Amazed that anyone would consider any place in Califoreignya a decent place to live. Looking at city #5 to file for bankruptcy in that place now.
I've lived in the Dallas, Texas area three times (not by choice) and you can have it. Crowded, ignorant people (not the natives), a lot of rude New Yorkers moving there, too much traffic, a lot of Arabs who think you should adapt to their culture, bad drivers, no real culture, and expensive.
Dallas, Texas is a hell hole and dumping ground for whatever comes across the border. There is no city life. Most of the company headquarters are in the 'burbs (Frito Lay and Pepsi) so why bother with downtown. The downtown area, if you want to call it downtown, is like a ghost town. There is no downtown.
Save your money and go someplace where Americans live and speak Engli**** not in Dallas.
I moved to Plano, north Dallas area in 1970 with a population of only 18,000, today almost 280,000. If you want to live in a nice city with great schools, shopping, parks, and outstanding medical facilities it is all here. Low crime rate and a very safe community with clean air yes it’s here in Texas. However, you will not find this with a house costing $139K. Our starting price is around $300K and up, city and county tax start around $6000 and up, sales tax at 8.25%. Gas prices currently approximately $3 per gallon, however, every new road build is now a toll road and the real cost is over $6 per gallon.

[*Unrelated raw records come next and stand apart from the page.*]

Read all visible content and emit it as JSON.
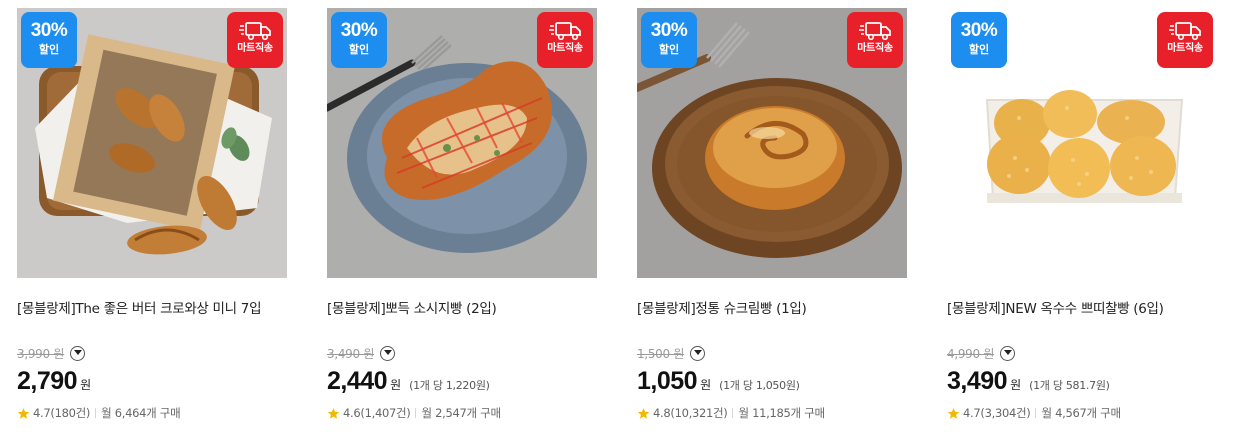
{
  "products": [
    {
      "discount_pct": "30%",
      "discount_label": "할인",
      "delivery_label": "마트직송",
      "name": "[몽블랑제]The 좋은 버터 크로와상 미니 7입",
      "original_price": "3,990 원",
      "price": "2,790",
      "won": "원",
      "unit_price": "",
      "rating": "4.7(180건)",
      "purchases": "월 6,464개 구매"
    },
    {
      "discount_pct": "30%",
      "discount_label": "할인",
      "delivery_label": "마트직송",
      "name": "[몽블랑제]뽀득 소시지빵 (2입)",
      "original_price": "3,490 원",
      "price": "2,440",
      "won": "원",
      "unit_price": "(1개 당 1,220원)",
      "rating": "4.6(1,407건)",
      "purchases": "월 2,547개 구매"
    },
    {
      "discount_pct": "30%",
      "discount_label": "할인",
      "delivery_label": "마트직송",
      "name": "[몽블랑제]정통 슈크림빵 (1입)",
      "original_price": "1,500 원",
      "price": "1,050",
      "won": "원",
      "unit_price": "(1개 당 1,050원)",
      "rating": "4.8(10,321건)",
      "purchases": "월 11,185개 구매"
    },
    {
      "discount_pct": "30%",
      "discount_label": "할인",
      "delivery_label": "마트직송",
      "name": "[몽블랑제]NEW 옥수수 쁘띠찰빵 (6입)",
      "original_price": "4,990 원",
      "price": "3,490",
      "won": "원",
      "unit_price": "(1개 당 581.7원)",
      "rating": "4.7(3,304건)",
      "purchases": "월 4,567개 구매"
    }
  ],
  "icons": {
    "discount_badge": "discount-badge",
    "delivery": "delivery-truck-icon",
    "info": "chevron-down-circle-icon",
    "star": "star-icon"
  },
  "colors": {
    "discount_badge": "#1d8ef0",
    "delivery_badge": "#e8202a",
    "star": "#f5b800",
    "strikethrough": "#999999"
  }
}
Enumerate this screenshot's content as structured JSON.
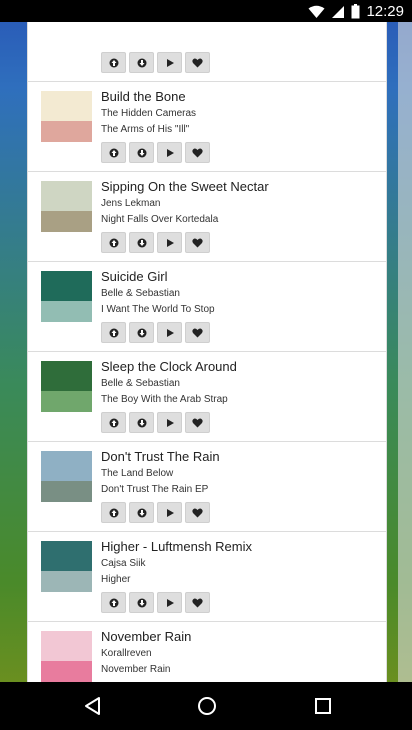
{
  "status_bar": {
    "time": "12:29",
    "icons": [
      "wifi-icon",
      "signal-icon",
      "battery-icon"
    ]
  },
  "tracks": [
    {
      "title": "",
      "artist": "",
      "album": "",
      "cover_colors": [
        "#ffffff",
        "#ffffff"
      ]
    },
    {
      "title": "Build the Bone",
      "artist": "The Hidden Cameras",
      "album": "The Arms of His \"Ill\"",
      "cover_colors": [
        "#f3ead2",
        "#d27a7a"
      ]
    },
    {
      "title": "Sipping On the Sweet Nectar",
      "artist": "Jens Lekman",
      "album": "Night Falls Over Kortedala",
      "cover_colors": [
        "#cfd6c3",
        "#8f7b5a"
      ]
    },
    {
      "title": "Suicide Girl",
      "artist": "Belle & Sebastian",
      "album": "I Want The World To Stop",
      "cover_colors": [
        "#1f6b5a",
        "#dff4ee"
      ]
    },
    {
      "title": "Sleep the Clock Around",
      "artist": "Belle & Sebastian",
      "album": "The Boy With the Arab Strap",
      "cover_colors": [
        "#2f6d3a",
        "#9ccf8d"
      ]
    },
    {
      "title": "Don't Trust The Rain",
      "artist": "The Land Below",
      "album": "Don't Trust The Rain EP",
      "cover_colors": [
        "#8fb0c4",
        "#6a7a5a"
      ]
    },
    {
      "title": "Higher - Luftmensh Remix",
      "artist": "Cajsa Siik",
      "album": "Higher",
      "cover_colors": [
        "#2f6f6f",
        "#e6e6e6"
      ]
    },
    {
      "title": "November Rain",
      "artist": "Korallreven",
      "album": "November Rain",
      "cover_colors": [
        "#f2c7d4",
        "#e14a7a"
      ]
    }
  ],
  "actions": [
    "upvote",
    "downvote",
    "play",
    "favorite"
  ],
  "nav_bar": {
    "icons": [
      "back-icon",
      "home-icon",
      "recents-icon"
    ]
  }
}
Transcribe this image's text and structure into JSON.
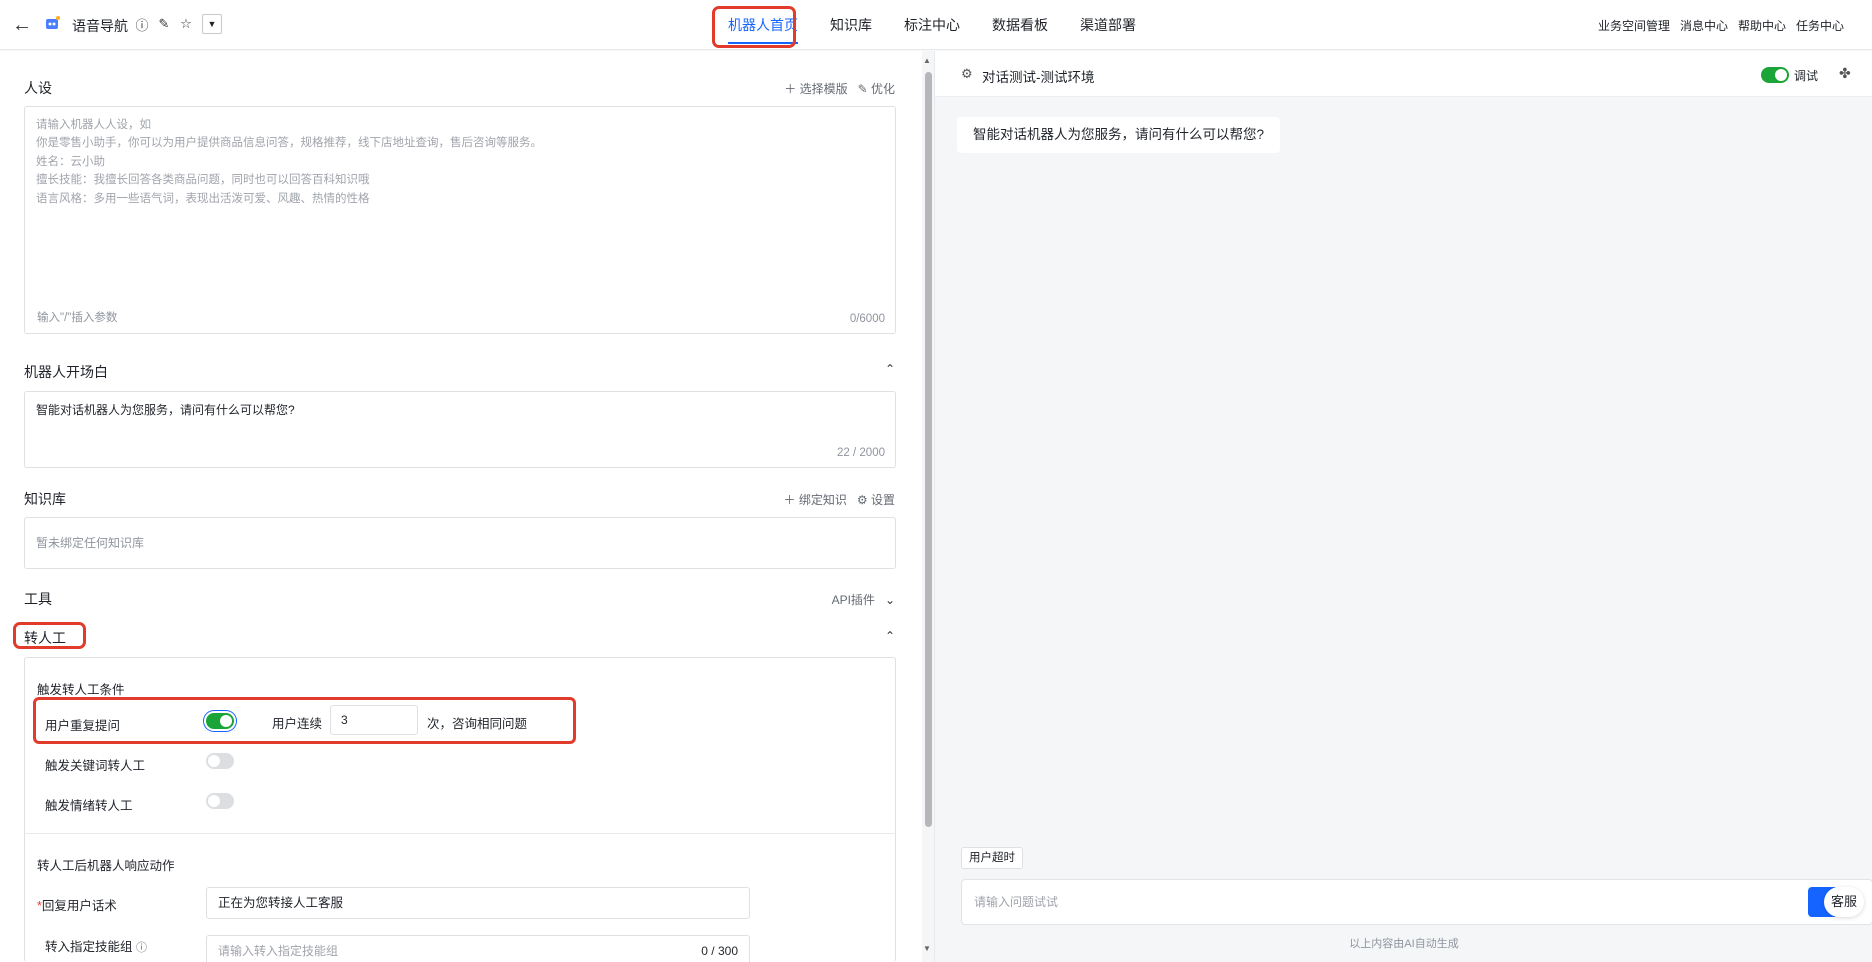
{
  "header": {
    "bot_name": "语音导航",
    "nav_tabs": [
      "机器人首页",
      "知识库",
      "标注中心",
      "数据看板",
      "渠道部署"
    ],
    "right_links": [
      "业务空间管理",
      "消息中心",
      "帮助中心",
      "任务中心"
    ]
  },
  "persona": {
    "title": "人设",
    "select_template": "选择模版",
    "optimize": "优化",
    "placeholder": "请输入机器人人设，如\n你是零售小助手，你可以为用户提供商品信息问答，规格推荐，线下店地址查询，售后咨询等服务。\n姓名：云小助\n擅长技能：我擅长回答各类商品问题，同时也可以回答百科知识哦\n语言风格：多用一些语气词，表现出活泼可爱、风趣、热情的性格",
    "hint": "输入\"/\"插入参数",
    "counter": "0/6000"
  },
  "opening": {
    "title": "机器人开场白",
    "text": "智能对话机器人为您服务，请问有什么可以帮您?",
    "counter": "22 / 2000"
  },
  "knowledge": {
    "title": "知识库",
    "bind": "绑定知识",
    "settings": "设置",
    "empty": "暂未绑定任何知识库"
  },
  "tools": {
    "title": "工具",
    "plugin": "API插件"
  },
  "transfer": {
    "title": "转人工",
    "conditions_title": "触发转人工条件",
    "repeat_label": "用户重复提问",
    "repeat_on": true,
    "consecutive_prefix": "用户连续",
    "repeat_count": "3",
    "consecutive_suffix": "次，咨询相同问题",
    "keyword_label": "触发关键词转人工",
    "keyword_on": false,
    "emotion_label": "触发情绪转人工",
    "emotion_on": false,
    "action_title": "转人工后机器人响应动作",
    "reply_label": "回复用户话术",
    "reply_value": "正在为您转接人工客服",
    "skill_label": "转入指定技能组",
    "skill_placeholder": "请输入转入指定技能组",
    "skill_counter": "0 / 300"
  },
  "chat": {
    "title": "对话测试-测试环境",
    "debug_label": "调试",
    "debug_on": true,
    "greeting": "智能对话机器人为您服务，请问有什么可以帮您?",
    "timeout_tag": "用户超时",
    "input_placeholder": "请输入问题试试",
    "kefu": "客服",
    "footer": "以上内容由AI自动生成"
  },
  "colors": {
    "accent": "#1664ff",
    "toggle_on": "#1ba538",
    "highlight": "#e13c2b"
  }
}
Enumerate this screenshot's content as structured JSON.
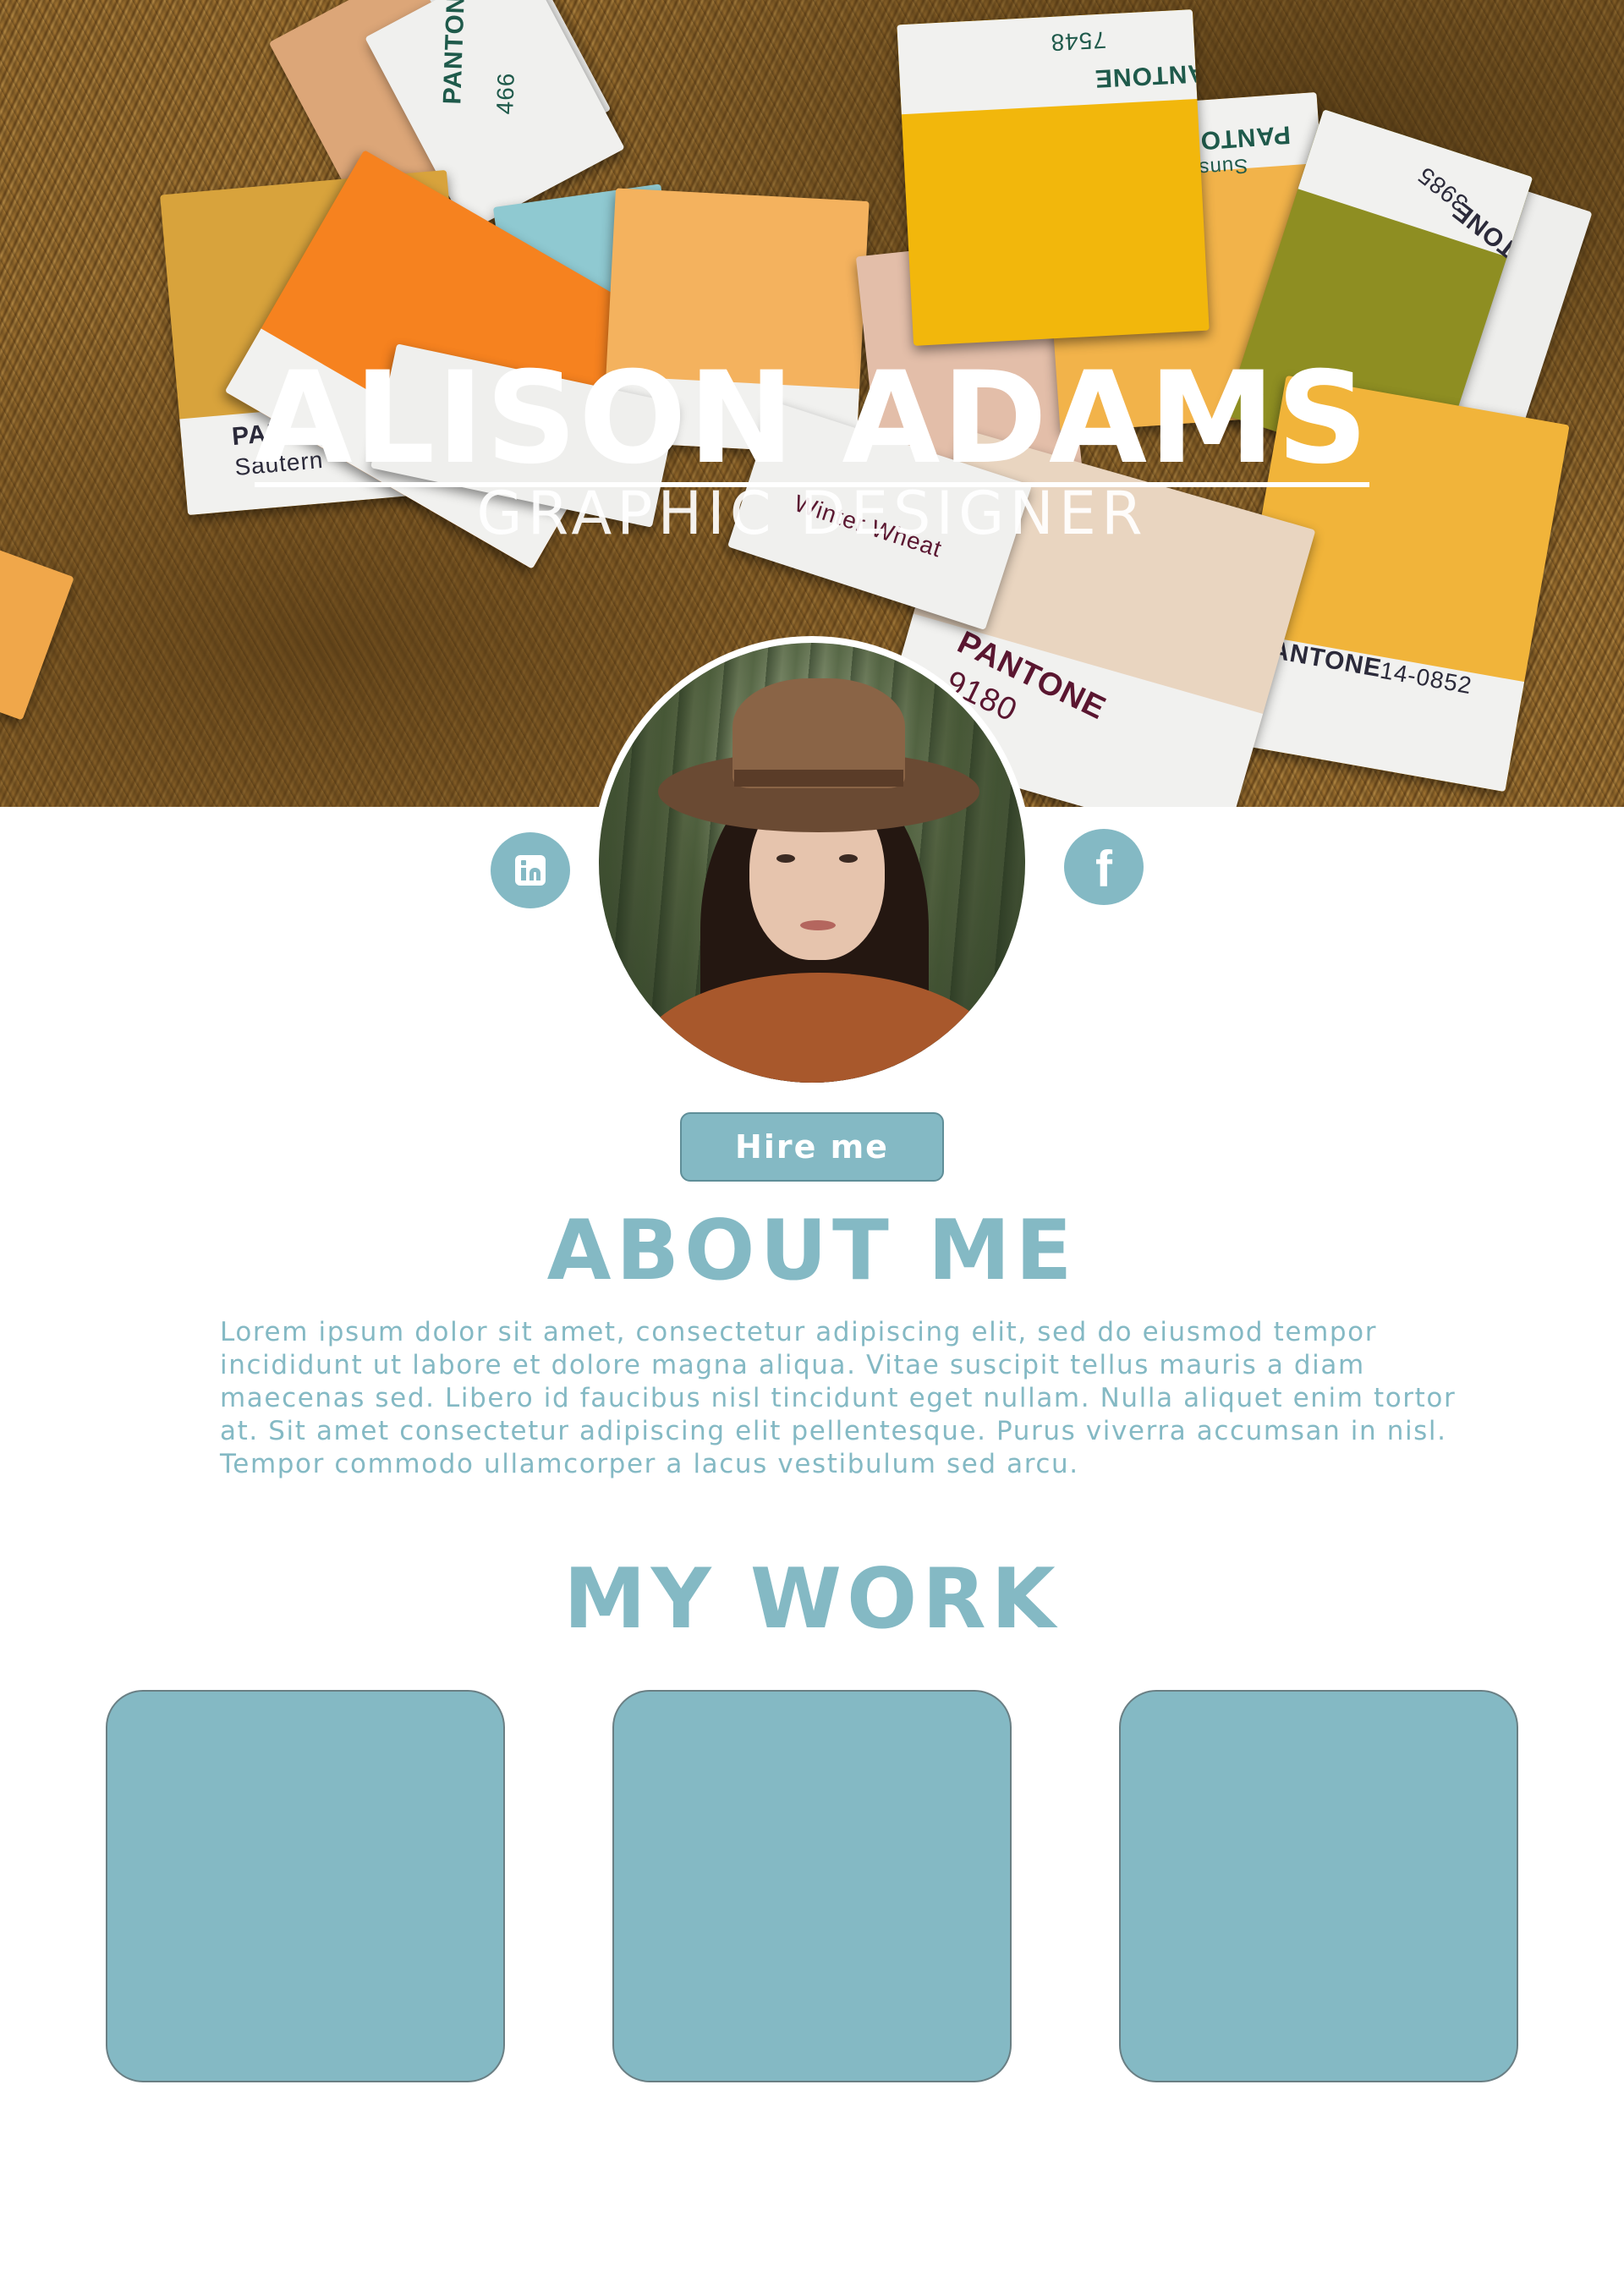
{
  "hero": {
    "name": "ALISON ADAMS",
    "role": "GRAPHIC DESIGNER",
    "swatches": [
      {
        "brand": "PANTONE",
        "code": "466"
      },
      {
        "brand": "PANTONE",
        "code": "7548"
      },
      {
        "brand": "PANTONE",
        "code": "Sunshine"
      },
      {
        "brand": "PANTONE",
        "code": "3985"
      },
      {
        "brand": "PANTONE",
        "code": "Sautern"
      },
      {
        "brand": "PANTONE",
        "code": "9180"
      },
      {
        "brand": "PANTONE",
        "code": "14-0852"
      },
      {
        "brand": "PANTONE",
        "code": "Winter Wheat"
      }
    ]
  },
  "social": {
    "linkedin_icon": "linkedin-icon",
    "facebook_icon": "facebook-icon",
    "facebook_glyph": "f"
  },
  "profile": {
    "hire_label": "Hire me"
  },
  "about": {
    "title": "ABOUT ME",
    "body": "Lorem ipsum dolor sit amet, consectetur adipiscing elit, sed do eiusmod tempor incididunt ut labore et dolore magna aliqua. Vitae suscipit tellus mauris a diam maecenas sed. Libero id faucibus nisl tincidunt eget nullam. Nulla aliquet enim tortor at. Sit amet consectetur adipiscing elit pellentesque. Purus viverra accumsan in nisl. Tempor commodo ullamcorper a lacus vestibulum sed arcu."
  },
  "work": {
    "title": "MY WORK",
    "items": [
      {
        "label": ""
      },
      {
        "label": ""
      },
      {
        "label": ""
      }
    ]
  },
  "colors": {
    "accent": "#84b9c4",
    "background": "#ffffff",
    "card_border": "#6a7f84"
  }
}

Everyone knows it is hot in summertime Texas and people plan accordingly and have learned to live with it. Our immediate problem is not oil and gas; it is water or the lack of it. Starting this November our community will be further reduced to watering only ones every two weeks. The fine for watering on the wrong day is $190 and it is vigorously enforced.
As far as politics is concerned, my city was rated the second most conservative city in the country, Provo, Utah being the first. However, besides the voting booth, one would never know it. We are educated many of us are from foreign countries and many are retired. We will never allow a dirty industry to locate here and prefer national headquarters such as Frito Lay, ETS and JC Penney. We want our children to attend universities and insure our schools are the best. Our police department requires all officers have a four-year college degree and the city of over 280,000 populations is one of the safest in the nation. Heck, we are the only county in the country that builds a 60 million dollar high school football stadium during the height of the recession. If you like bike riding, we have the most extensive trails available and even our streets are designated for bicycle commuting. Therefore, if you are of the liberal persuasion, you will like it here; however, your vote will probably not count.
Like anything else in life, you get what you pay for.